The funds set to bounce back

Not that you’d guess this from the share price of the main investment trusts that invest in China, Greater China and Asia Pacific generally. In many cases the share prices are actually showing positive returns year to date. Oddly, the biggest falls have been seen in funds that invest in nearby countries. Many Vietnam funds have seen falls of as much as 5%. 

None of this makes sense. The effect on China will be huge and the monetary easing won’t be enough to dig the national economy out of its hole in the next quarter. I think we need to see price declines of between 5% and 10% before the market has fully priced in the likely short-term effects. We might also see discounts to net asset value (NAV) start to widen from their current 5%-10% range and become closer to 15%. 

But the good news is that once the market has properly priced in these losses, investors will rediscover these trusts, especially as all that central bank largesse starts to kick in. I think Invesco Asia (LSE: IAT), Schroder Asian Total Return (LSE: ATR), Schroder Asia Pacific (LSE: SDP) and Scottish Oriental Smaller Companies (LSE: SST) will disproportionately benefit as the quality plays in this sector. 

Recommended

Share tips of the week
Share tips

Share tips of the week

MoneyWeek’s comprehensive guide to the best of this week’s share tips from the rest of the UK's financial pages.
19 Feb 2021
Where to find deep value in investment trusts
Share tips

Where to find deep value in investment trusts

Professional investors Nick Greenwood and Charlotte Cuthbertson of the Miton Global Opportunities trust pick three of their favourite investment trust…
15 Feb 2021
Why investment trusts are the connoisseur’s choice of fund
Investment trusts

Why investment trusts are the connoisseur’s choice of fund

Investment trusts have justified their reputation as the best type of collective investment in 2020, says Jonathan Davis.
7 Dec 2020
Why investors should take investment trusts up on their free lunches
Investment trusts

Why investors should take investment trusts up on their free lunches

Investment trusts are brilliant, says Merryn Somerset Webb. Perhaps the most brilliant thing of all about them is the fact that investors can meet and…
16 Nov 2020

Most Popular

A beginner’s guide to bitcoin: where to store your bitcoins
Bitcoin

A beginner’s guide to bitcoin: where to store your bitcoins

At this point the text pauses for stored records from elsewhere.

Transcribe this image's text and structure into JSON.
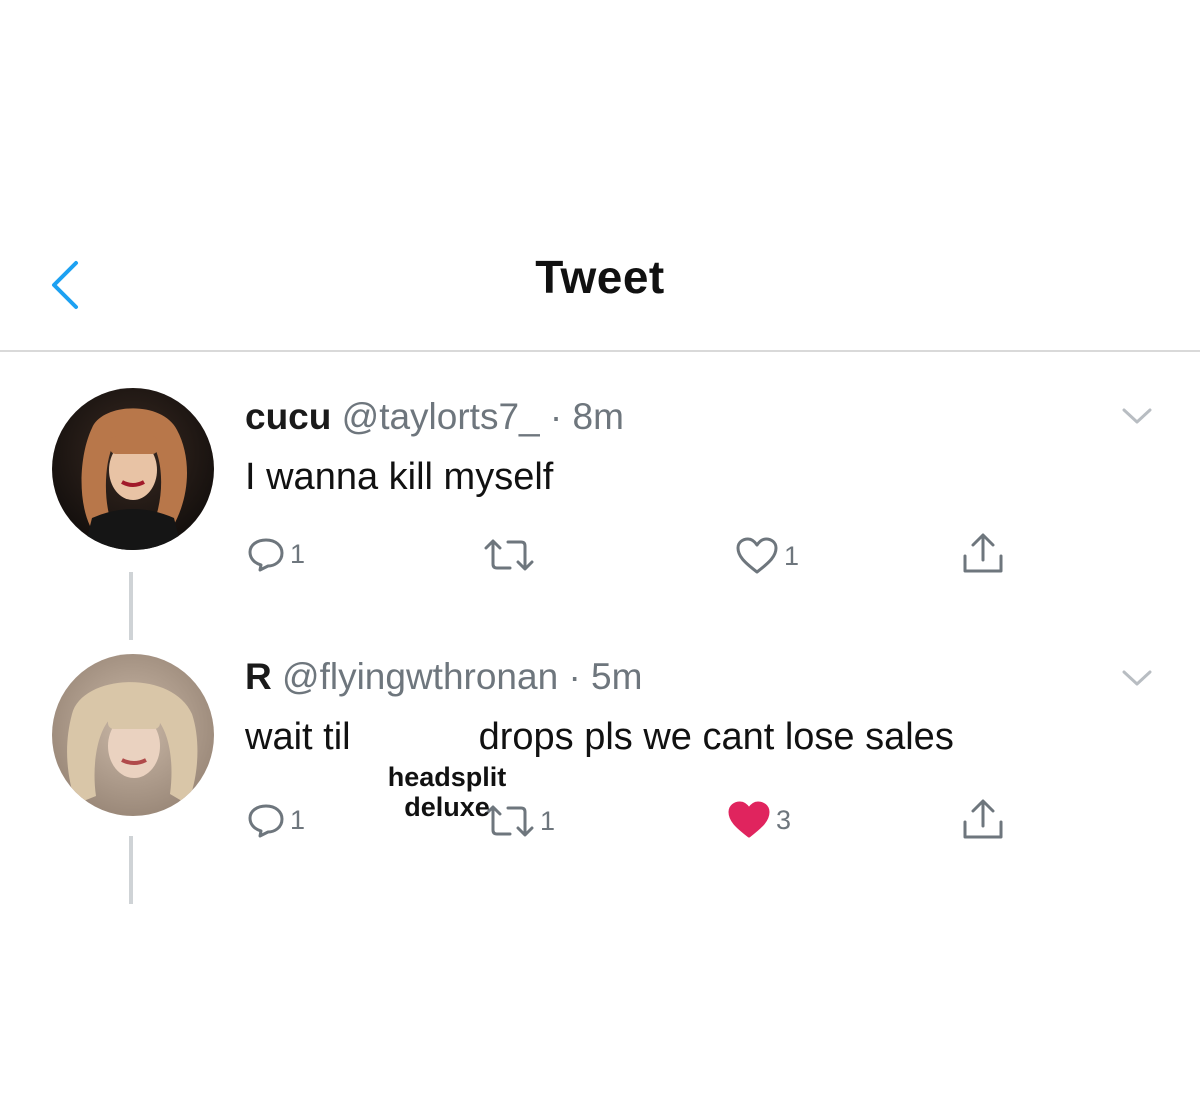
{
  "header": {
    "title": "Tweet"
  },
  "tweets": [
    {
      "display_name": "cucu",
      "handle": "@taylorts7_",
      "time": "· 8m",
      "text": "I wanna kill myself",
      "text_after": "",
      "actions": {
        "reply_count": "1",
        "retweet_count": "",
        "like_count": "1",
        "liked": false
      }
    },
    {
      "display_name": "R",
      "handle": "@flyingwthronan",
      "time": "· 5m",
      "text": "wait til",
      "text_after": "drops pls we cant lose sales",
      "actions": {
        "reply_count": "1",
        "retweet_count": "1",
        "like_count": "3",
        "liked": true
      }
    }
  ],
  "overlay": {
    "line1": "headsplit",
    "line2": "deluxe"
  },
  "colors": {
    "accent": "#1da1f2",
    "like_red": "#e0245e",
    "muted": "#6e767d",
    "divider": "#d9d9d9"
  },
  "icons": [
    "back-chevron-icon",
    "chevron-down-icon",
    "reply-icon",
    "retweet-icon",
    "heart-icon",
    "share-icon"
  ]
}
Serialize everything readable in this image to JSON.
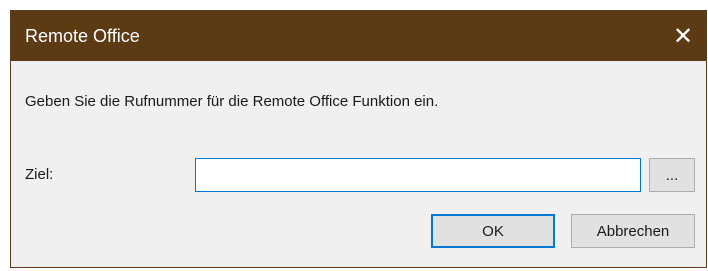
{
  "window": {
    "title": "Remote Office",
    "close_glyph": "✕"
  },
  "content": {
    "instruction": "Geben Sie die Rufnummer für die Remote Office Funktion ein.",
    "ziel_label": "Ziel:",
    "ziel_value": "",
    "browse_label": "..."
  },
  "buttons": {
    "ok_label": "OK",
    "cancel_label": "Abbrechen"
  },
  "colors": {
    "titlebar": "#5c3b14",
    "focus_accent": "#0078d7"
  }
}
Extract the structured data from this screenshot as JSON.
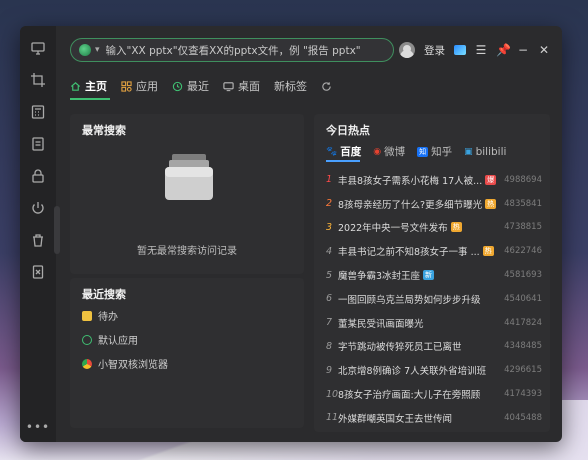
{
  "search": {
    "placeholder": "输入\"XX  pptx\"仅查看XX的pptx文件，例 \"报告 pptx\""
  },
  "topbar": {
    "login_label": "登录"
  },
  "tabs": [
    {
      "label": "主页",
      "icon": "home-icon"
    },
    {
      "label": "应用",
      "icon": "apps-icon"
    },
    {
      "label": "最近",
      "icon": "clock-icon"
    },
    {
      "label": "桌面",
      "icon": "monitor-icon"
    },
    {
      "label": "新标签",
      "icon": ""
    }
  ],
  "frequent": {
    "title": "最常搜索",
    "empty_text": "暂无最常搜索访问记录"
  },
  "recent": {
    "title": "最近搜索",
    "items": [
      {
        "label": "待办",
        "icon": "todo-icon"
      },
      {
        "label": "默认应用",
        "icon": "settings-icon"
      },
      {
        "label": "小智双核浏览器",
        "icon": "browser-icon"
      }
    ]
  },
  "hot": {
    "title": "今日热点",
    "tabs": [
      {
        "label": "百度",
        "icon": "baidu-icon"
      },
      {
        "label": "微博",
        "icon": "weibo-icon"
      },
      {
        "label": "知乎",
        "icon": "zhihu-icon"
      },
      {
        "label": "bilibili",
        "icon": "bilibili-icon"
      }
    ],
    "items": [
      {
        "rank": "1",
        "title": "丰县8孩女子需系小花梅 17人被...",
        "badge": "爆",
        "count": "4988694"
      },
      {
        "rank": "2",
        "title": "8孩母亲经历了什么?更多细节曝光",
        "badge": "热",
        "count": "4835841"
      },
      {
        "rank": "3",
        "title": "2022年中央一号文件发布",
        "badge": "热",
        "count": "4738815"
      },
      {
        "rank": "4",
        "title": "丰县书记之前不知8孩女子一事 ...",
        "badge": "热",
        "count": "4622746"
      },
      {
        "rank": "5",
        "title": "魔兽争霸3冰封王座",
        "badge": "新",
        "count": "4581693"
      },
      {
        "rank": "6",
        "title": "一图回顾乌克兰局势如何步步升级",
        "badge": "",
        "count": "4540641"
      },
      {
        "rank": "7",
        "title": "董某民受讯画面曝光",
        "badge": "",
        "count": "4417824"
      },
      {
        "rank": "8",
        "title": "字节跳动被传猝死员工已离世",
        "badge": "",
        "count": "4348485"
      },
      {
        "rank": "9",
        "title": "北京增8例确诊 7人关联外省培训班",
        "badge": "",
        "count": "4296615"
      },
      {
        "rank": "10",
        "title": "8孩女子治疗画面:大儿子在旁照顾",
        "badge": "",
        "count": "4174393"
      },
      {
        "rank": "11",
        "title": "外媒群嘲英国女王去世传闻",
        "badge": "",
        "count": "4045488"
      }
    ]
  }
}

Once you've got hold of some bitcoins, you need somewhere secure to keep them. Dominic Frisby outlines some of the best options, from exchanges to col…
4 Mar 2021
A beginner’s guide to bitcoin: the technical genius behind bitcoin and the blockchain – and how it all works
Bitcoin

A beginner’s guide to bitcoin: the technical genius behind bitcoin and the blockchain – and how it all works

In the second in his series on bitcoin, Dominic Frisby looks at the blockchain – bitcoin’s unique underlying architecture – and what makes it and the …
2 Mar 2021
The great rotation is firmly underway – what does it mean for you?
Stockmarkets

The great rotation is firmly underway – what does it mean for you?

As investors move away from “jam tomorrow” stocks and back into “old economy” stocks that should benefit from the post-pandemic recovery, the tech-hea…
5 Mar 2021